Work to complete: Copy out, from the entries below, each line holding the string "jaar".

--*--

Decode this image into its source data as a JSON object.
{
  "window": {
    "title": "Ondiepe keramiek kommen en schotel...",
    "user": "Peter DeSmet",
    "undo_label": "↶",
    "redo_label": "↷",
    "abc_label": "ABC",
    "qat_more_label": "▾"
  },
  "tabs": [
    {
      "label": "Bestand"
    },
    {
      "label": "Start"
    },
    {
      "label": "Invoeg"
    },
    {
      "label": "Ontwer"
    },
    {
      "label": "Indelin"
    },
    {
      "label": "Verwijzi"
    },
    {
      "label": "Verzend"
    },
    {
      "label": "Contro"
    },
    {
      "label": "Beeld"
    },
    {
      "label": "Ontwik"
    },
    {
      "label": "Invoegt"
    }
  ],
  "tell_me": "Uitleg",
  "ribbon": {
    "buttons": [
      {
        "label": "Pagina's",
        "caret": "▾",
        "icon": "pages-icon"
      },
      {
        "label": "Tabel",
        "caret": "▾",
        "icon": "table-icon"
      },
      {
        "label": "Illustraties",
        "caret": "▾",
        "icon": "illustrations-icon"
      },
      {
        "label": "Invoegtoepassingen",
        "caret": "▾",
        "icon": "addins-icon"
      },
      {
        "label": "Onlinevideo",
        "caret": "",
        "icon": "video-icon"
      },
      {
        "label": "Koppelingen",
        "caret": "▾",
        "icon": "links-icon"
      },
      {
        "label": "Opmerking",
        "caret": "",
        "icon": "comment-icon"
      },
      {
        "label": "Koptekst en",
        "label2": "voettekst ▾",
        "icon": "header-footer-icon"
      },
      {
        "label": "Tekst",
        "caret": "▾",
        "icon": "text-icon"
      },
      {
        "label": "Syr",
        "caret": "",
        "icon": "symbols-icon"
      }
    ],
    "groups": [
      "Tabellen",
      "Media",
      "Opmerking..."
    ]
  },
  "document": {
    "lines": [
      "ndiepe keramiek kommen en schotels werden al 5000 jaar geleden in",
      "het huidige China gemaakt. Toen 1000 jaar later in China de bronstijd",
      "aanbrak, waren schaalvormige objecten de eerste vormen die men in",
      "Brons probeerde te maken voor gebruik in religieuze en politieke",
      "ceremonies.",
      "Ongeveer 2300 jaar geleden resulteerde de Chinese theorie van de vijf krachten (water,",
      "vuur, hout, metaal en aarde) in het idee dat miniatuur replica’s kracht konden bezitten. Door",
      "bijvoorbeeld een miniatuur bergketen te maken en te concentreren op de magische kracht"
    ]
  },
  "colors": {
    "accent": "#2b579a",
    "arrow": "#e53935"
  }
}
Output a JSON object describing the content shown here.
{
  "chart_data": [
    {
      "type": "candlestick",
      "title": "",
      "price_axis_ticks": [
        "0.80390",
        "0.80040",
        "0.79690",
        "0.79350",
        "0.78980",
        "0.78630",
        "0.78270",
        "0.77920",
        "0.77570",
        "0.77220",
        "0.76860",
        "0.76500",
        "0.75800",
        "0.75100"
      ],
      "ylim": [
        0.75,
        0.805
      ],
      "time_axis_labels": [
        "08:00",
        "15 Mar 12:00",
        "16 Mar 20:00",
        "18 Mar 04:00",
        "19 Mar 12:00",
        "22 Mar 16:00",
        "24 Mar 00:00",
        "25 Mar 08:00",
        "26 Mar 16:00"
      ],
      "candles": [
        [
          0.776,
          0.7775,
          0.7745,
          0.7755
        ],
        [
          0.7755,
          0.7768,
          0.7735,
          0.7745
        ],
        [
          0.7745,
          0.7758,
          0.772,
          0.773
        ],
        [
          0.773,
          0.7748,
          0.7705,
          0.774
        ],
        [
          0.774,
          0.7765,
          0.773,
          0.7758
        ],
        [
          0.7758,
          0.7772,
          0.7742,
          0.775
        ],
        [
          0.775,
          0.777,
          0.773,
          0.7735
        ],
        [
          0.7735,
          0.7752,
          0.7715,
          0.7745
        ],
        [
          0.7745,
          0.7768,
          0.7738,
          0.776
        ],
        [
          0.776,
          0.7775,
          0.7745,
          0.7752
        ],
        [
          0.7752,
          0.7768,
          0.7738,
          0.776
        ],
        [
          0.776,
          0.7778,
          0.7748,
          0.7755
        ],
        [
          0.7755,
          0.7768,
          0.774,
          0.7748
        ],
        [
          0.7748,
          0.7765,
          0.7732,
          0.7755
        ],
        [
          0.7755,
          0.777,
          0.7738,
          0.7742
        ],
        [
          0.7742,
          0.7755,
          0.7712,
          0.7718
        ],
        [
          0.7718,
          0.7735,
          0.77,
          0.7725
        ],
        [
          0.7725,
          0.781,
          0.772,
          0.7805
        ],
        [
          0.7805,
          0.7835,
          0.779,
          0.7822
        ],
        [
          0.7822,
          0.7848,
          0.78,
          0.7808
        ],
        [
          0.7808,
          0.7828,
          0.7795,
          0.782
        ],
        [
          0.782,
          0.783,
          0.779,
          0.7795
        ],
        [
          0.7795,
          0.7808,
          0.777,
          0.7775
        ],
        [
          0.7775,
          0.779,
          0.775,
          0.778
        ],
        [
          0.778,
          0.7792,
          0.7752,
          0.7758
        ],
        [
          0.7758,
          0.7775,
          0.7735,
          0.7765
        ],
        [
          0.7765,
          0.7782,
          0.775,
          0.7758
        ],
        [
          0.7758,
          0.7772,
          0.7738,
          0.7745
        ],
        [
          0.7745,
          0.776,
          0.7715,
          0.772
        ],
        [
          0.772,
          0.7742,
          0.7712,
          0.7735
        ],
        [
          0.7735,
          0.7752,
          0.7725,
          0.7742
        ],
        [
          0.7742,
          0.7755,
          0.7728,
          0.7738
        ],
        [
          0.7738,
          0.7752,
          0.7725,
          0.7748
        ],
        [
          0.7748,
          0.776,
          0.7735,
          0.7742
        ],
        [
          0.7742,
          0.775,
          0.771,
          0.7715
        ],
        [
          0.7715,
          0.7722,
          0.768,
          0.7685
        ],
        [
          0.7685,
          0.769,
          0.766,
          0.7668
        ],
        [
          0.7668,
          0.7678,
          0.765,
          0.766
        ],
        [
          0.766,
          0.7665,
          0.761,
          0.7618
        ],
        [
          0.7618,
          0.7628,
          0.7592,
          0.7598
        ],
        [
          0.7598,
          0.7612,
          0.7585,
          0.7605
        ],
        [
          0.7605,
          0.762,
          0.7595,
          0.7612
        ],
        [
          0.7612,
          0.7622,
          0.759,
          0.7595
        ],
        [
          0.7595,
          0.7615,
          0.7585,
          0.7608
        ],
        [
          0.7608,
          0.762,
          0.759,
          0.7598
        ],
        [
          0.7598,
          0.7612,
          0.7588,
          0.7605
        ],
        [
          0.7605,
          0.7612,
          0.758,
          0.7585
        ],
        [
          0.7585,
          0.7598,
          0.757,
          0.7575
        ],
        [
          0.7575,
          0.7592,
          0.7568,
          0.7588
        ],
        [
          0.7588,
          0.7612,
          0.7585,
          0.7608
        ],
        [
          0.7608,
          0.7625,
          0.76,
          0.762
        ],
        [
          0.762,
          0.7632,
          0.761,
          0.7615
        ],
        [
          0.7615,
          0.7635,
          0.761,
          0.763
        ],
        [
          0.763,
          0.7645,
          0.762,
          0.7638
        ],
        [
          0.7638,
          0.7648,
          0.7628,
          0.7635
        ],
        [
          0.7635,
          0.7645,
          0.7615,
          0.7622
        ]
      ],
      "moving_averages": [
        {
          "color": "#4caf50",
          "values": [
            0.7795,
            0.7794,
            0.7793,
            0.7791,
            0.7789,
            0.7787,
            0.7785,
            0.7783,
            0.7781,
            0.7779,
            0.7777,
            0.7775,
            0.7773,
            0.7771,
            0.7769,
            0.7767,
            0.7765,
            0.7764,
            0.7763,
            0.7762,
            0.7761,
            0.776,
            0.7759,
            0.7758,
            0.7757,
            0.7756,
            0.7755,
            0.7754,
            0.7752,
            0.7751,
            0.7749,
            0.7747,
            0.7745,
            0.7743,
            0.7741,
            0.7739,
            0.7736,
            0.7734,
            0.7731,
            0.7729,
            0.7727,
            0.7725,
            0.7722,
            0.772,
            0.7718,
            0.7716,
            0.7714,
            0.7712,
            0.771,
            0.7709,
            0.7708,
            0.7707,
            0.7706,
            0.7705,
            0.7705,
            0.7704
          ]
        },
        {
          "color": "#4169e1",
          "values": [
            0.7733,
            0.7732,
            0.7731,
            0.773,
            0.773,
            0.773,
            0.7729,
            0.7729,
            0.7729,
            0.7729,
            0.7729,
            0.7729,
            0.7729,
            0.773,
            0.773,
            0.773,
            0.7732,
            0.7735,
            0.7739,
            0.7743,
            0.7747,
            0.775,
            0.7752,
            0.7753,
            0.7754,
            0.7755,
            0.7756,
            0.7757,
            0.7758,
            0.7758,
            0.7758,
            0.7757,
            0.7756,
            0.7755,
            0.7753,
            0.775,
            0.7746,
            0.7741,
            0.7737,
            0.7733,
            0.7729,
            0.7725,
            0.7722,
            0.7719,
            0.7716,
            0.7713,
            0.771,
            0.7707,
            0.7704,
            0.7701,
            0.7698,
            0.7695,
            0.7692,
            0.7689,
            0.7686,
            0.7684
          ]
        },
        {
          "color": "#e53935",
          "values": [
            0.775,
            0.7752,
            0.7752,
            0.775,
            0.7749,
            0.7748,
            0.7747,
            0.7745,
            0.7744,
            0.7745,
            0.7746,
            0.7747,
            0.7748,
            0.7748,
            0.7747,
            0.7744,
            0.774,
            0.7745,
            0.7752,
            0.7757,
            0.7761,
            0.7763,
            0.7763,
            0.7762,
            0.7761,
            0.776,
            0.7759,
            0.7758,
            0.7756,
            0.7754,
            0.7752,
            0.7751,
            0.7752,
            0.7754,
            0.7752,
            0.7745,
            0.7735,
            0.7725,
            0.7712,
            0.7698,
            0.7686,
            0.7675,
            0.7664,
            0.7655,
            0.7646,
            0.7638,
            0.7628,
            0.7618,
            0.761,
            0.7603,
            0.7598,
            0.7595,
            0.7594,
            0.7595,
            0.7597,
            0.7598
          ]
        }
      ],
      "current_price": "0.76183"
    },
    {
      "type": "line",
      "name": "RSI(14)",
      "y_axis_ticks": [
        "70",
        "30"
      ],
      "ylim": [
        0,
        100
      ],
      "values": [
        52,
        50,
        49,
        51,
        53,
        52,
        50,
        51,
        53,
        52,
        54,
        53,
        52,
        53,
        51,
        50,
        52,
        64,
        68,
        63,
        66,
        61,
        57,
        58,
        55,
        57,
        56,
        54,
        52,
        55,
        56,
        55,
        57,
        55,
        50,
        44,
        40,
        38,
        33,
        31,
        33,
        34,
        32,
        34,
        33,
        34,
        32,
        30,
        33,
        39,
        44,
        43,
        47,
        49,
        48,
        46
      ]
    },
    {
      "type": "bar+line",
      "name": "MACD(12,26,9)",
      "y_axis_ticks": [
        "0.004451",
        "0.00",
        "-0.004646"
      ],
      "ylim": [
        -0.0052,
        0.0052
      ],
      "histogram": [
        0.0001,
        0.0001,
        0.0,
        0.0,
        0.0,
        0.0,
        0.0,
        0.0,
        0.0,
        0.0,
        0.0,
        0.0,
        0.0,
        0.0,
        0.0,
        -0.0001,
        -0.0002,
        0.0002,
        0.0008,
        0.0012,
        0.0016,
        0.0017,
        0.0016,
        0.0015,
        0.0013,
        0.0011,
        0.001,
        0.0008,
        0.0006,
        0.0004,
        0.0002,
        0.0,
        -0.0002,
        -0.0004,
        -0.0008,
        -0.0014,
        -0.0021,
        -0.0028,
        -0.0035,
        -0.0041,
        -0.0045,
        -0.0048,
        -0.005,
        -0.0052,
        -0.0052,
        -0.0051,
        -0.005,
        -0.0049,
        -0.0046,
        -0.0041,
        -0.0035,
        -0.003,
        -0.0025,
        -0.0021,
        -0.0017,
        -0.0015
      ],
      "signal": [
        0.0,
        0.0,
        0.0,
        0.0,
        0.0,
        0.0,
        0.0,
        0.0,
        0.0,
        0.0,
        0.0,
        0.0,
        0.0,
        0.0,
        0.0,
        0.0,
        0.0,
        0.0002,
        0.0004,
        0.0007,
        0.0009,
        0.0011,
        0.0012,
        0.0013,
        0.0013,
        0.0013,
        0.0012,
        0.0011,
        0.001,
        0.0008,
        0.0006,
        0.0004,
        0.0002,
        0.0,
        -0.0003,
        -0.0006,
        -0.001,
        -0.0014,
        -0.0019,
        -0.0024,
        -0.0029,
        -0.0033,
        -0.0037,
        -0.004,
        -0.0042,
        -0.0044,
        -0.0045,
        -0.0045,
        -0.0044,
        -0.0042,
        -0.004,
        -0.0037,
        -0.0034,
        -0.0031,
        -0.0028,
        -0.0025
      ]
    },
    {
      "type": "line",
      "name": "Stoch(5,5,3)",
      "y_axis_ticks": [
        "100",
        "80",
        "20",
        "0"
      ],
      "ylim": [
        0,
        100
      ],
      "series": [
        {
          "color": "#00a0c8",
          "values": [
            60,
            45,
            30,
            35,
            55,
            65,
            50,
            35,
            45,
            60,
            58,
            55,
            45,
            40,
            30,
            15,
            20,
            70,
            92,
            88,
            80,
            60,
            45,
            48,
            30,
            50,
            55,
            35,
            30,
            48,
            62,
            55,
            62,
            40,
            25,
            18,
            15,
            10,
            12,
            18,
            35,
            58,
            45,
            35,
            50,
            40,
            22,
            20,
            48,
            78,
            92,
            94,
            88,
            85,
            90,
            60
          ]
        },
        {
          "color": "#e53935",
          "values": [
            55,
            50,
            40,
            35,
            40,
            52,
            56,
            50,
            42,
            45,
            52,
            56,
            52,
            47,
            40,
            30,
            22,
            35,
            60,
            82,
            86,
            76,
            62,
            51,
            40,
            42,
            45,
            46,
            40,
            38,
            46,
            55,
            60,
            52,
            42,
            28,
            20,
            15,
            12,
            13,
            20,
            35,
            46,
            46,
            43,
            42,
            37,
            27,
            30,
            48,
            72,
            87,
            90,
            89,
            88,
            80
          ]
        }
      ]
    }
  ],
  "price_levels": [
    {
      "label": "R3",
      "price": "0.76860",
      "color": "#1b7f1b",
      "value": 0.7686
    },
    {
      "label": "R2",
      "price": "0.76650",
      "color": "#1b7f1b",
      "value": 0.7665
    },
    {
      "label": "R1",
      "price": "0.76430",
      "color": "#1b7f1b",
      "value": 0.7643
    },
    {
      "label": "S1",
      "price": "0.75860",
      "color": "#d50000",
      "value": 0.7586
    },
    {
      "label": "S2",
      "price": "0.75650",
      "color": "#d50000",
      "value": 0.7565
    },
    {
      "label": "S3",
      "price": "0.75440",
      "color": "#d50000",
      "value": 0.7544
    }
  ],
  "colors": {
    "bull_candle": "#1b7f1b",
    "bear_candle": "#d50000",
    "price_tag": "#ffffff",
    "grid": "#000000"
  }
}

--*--

Answer to the exercise:
      "ndiepe keramiek kommen en schotels werden al 5000 jaar geleden in",
      "het huidige China gemaakt. Toen 1000 jaar later in China de bronstijd",
      "Ongeveer 2300 jaar geleden resulteerde de Chinese theorie van de vijf krachten (water,",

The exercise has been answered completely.